  • Having undertaken less than two years of an apprenticeship training program
  • Having completed training programs with some secondary school education, on-the-job training, or work experience spanning more than six months
  • A number of years of experience in a related field as listed in TEER 4 (if relevant)

TEER 4 — These jobs fall into one of the following categories:

  • Having completed a high school diploma
  • Having multiple weeks of on-the-job training with some secondary school education
  • Having multiple years of experience in a related occupation found in TEER 5 (when applicable)

TEER 5 — This category includes jobs that typically only require a brief demonstration of work and do not necessitate a formal education of any kind.
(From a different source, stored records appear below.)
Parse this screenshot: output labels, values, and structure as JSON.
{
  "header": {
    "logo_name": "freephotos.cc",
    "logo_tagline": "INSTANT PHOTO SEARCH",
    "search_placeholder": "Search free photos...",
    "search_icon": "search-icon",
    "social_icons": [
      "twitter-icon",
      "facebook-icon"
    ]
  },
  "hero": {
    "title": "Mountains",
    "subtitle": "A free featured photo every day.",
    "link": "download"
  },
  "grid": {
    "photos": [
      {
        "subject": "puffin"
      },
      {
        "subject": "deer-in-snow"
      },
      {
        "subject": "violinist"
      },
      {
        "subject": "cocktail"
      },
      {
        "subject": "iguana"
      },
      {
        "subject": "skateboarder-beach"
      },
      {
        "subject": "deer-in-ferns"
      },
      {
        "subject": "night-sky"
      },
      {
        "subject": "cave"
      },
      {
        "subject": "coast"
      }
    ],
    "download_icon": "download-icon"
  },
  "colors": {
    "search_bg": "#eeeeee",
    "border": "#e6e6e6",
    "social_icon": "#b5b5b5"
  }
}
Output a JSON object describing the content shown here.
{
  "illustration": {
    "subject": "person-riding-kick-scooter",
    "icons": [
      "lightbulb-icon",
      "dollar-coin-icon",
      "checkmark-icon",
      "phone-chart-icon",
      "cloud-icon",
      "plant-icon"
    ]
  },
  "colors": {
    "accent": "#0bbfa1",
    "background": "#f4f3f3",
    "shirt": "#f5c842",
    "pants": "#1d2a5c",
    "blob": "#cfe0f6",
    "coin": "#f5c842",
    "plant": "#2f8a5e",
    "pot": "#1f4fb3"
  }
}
Aftermath of the TEER System

The commencement of the TEER system in Canada will result in significant changes to the Express Entry system. The eligibility requirements for the Federal Skilled Worker Programme, the Canadian Experience Class, and the Federal Skilled Trades programme are among the first things that may be altered in light of the new IRCC TEER system in Canada. 

This system would enable candidates to seamlessly advance into certain higher TEER categories based on their prior professional experience despite lacking the necessary educational credentials. In certain situations, a degree or certification may be equivalent to years of experience. However, because of the stretched categories, potential applicants might also fit into a different skill category while losing their eligibility for particular programs.

In this regard, there will be modifications to the Express Entry eligibility requirements and the addition of 16 new occupations. The recently added jobs fall under TEER 3. Payroll administrators, dental assistants, teaching assistants, CSOs, estheticians, and transport truck drivers are among those who fall under this category.


A key component of Canada’s Express Entry programme, the TEER System represents the country’s dedication to identifying skilled immigrants who will strengthen its social and economic bonds. By carefully weighing variables like age, education, language ability, work experience, and flexibility, the system guarantees a quick and easy immigration process that fits Canada’s constantly shifting needs.

Your immigration process may change significantly thanks to the expertise and experience of the immigration lawyers at Kurzfeld Law.